* **Prompt**
Reply with one number: the count of lines in the data that hold the string "this".

Segment Open

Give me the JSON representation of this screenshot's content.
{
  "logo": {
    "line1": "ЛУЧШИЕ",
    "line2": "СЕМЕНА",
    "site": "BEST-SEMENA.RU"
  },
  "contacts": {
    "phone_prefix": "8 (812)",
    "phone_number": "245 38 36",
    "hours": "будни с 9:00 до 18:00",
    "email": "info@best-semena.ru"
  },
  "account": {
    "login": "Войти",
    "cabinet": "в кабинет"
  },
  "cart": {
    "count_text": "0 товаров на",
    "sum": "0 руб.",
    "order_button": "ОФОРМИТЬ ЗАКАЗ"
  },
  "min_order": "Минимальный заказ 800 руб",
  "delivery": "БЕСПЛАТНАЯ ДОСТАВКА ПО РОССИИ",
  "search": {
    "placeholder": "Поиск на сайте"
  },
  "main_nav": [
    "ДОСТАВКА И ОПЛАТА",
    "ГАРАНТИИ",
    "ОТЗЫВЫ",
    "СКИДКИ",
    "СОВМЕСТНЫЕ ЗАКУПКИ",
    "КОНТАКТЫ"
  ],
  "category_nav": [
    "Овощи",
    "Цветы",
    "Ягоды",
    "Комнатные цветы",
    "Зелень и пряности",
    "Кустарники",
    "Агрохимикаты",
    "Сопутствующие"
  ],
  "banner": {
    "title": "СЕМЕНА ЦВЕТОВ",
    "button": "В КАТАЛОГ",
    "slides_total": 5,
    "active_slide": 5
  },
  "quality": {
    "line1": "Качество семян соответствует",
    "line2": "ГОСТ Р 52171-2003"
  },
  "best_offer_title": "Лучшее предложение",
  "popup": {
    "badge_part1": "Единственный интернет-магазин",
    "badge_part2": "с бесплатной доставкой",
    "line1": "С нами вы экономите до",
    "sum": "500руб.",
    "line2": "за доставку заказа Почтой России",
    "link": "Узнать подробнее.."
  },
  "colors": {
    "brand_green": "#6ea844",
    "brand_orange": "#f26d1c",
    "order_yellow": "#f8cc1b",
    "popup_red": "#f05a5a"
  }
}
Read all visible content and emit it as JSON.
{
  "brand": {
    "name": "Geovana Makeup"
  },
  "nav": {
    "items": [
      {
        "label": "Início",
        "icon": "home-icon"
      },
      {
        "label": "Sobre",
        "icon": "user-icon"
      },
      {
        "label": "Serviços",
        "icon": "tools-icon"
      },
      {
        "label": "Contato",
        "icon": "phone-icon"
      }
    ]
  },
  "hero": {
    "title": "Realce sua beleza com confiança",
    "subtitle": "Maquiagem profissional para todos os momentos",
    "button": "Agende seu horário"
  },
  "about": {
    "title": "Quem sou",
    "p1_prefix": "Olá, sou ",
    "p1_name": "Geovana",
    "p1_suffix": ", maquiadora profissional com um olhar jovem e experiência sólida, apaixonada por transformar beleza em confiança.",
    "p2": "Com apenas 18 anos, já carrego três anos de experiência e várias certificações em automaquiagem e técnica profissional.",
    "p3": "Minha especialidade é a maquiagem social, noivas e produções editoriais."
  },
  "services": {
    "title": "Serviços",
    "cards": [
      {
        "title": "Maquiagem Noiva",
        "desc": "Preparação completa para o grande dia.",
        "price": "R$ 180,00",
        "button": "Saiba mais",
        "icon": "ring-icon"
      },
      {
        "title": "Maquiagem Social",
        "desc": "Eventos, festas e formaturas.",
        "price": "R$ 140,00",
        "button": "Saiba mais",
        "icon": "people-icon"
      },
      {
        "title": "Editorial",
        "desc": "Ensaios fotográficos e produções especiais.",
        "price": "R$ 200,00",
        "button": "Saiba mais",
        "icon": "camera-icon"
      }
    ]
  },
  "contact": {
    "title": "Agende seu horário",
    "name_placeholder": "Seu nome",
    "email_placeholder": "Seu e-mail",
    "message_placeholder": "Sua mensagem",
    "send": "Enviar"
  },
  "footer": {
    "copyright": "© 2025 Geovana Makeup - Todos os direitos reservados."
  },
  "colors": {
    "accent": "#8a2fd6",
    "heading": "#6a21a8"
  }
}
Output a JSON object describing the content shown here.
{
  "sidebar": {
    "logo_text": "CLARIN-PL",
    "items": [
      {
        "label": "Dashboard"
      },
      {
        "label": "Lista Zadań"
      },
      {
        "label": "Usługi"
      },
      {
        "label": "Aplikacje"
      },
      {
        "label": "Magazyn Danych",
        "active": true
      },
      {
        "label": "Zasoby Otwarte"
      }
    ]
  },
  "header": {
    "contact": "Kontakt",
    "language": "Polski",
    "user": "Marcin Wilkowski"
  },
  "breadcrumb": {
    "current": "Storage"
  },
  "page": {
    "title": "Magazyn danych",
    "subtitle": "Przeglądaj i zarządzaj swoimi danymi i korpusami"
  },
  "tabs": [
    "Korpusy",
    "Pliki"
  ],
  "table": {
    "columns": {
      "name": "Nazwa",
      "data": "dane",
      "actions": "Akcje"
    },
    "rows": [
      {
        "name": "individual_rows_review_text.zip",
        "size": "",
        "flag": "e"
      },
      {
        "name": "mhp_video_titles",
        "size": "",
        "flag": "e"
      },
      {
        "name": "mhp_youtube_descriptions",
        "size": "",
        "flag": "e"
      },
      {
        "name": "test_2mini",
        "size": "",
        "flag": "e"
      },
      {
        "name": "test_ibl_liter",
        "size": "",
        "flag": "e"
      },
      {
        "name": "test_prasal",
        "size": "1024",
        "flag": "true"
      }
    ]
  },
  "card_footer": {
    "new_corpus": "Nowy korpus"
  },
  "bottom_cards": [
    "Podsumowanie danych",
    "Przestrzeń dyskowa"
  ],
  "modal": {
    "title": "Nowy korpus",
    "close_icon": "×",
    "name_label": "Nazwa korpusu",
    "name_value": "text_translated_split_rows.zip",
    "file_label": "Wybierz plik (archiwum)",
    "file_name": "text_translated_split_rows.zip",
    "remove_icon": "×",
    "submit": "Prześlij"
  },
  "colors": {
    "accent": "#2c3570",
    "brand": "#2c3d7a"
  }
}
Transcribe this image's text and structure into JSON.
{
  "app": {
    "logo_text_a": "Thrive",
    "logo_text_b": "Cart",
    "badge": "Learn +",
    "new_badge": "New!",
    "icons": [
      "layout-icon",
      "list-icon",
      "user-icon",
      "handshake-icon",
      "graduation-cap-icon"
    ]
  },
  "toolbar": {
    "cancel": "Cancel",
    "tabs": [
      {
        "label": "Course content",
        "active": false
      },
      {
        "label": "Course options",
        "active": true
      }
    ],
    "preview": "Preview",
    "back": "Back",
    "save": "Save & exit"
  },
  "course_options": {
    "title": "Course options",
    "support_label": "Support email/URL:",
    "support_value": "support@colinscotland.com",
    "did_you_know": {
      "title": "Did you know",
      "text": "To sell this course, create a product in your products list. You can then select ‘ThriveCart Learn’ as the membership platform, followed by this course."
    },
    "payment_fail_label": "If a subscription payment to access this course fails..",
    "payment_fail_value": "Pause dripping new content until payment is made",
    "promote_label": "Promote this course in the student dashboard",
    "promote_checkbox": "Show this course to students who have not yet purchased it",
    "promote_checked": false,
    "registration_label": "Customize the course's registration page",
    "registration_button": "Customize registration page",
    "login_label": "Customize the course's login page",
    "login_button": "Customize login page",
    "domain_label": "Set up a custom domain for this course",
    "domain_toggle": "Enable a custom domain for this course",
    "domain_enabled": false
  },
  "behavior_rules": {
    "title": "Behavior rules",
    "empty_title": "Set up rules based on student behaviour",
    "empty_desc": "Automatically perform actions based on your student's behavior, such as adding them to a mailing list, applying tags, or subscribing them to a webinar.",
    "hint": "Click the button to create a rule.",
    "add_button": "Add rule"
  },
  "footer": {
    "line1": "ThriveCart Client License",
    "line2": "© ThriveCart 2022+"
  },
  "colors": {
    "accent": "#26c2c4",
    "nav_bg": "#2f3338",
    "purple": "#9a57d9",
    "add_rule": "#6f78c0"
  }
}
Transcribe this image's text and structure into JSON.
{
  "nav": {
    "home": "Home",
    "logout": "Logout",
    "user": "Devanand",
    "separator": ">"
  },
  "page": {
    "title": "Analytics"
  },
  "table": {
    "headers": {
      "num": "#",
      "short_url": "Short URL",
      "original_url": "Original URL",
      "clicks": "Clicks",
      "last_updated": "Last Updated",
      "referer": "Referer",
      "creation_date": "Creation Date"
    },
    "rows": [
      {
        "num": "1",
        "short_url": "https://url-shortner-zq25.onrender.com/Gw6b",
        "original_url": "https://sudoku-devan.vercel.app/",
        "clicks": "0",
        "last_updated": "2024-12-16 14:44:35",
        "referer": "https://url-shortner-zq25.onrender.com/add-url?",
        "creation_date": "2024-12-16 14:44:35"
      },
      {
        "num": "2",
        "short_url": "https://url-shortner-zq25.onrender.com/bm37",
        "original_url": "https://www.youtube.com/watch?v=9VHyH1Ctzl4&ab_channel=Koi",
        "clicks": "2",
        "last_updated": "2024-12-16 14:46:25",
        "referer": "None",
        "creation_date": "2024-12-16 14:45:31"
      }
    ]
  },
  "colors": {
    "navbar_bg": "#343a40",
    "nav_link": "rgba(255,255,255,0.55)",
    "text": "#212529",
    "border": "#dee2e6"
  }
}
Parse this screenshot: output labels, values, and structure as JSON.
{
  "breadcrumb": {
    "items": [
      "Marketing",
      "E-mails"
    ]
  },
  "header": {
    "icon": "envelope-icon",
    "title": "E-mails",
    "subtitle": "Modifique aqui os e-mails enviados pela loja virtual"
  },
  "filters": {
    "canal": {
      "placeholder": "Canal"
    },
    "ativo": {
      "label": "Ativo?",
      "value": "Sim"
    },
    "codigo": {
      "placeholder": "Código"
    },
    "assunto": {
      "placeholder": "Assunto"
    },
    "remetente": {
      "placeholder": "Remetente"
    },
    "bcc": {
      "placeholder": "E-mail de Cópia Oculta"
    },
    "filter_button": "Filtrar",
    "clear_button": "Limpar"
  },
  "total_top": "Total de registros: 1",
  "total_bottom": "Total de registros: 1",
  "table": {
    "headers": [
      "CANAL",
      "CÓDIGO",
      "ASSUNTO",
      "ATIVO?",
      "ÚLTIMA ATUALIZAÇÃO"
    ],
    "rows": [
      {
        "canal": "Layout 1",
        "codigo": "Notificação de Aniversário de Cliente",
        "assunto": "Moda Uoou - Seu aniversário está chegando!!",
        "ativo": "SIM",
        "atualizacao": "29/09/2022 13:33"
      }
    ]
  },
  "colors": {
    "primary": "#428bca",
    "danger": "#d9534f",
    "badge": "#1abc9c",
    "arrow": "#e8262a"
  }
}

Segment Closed

* **Written solution**
10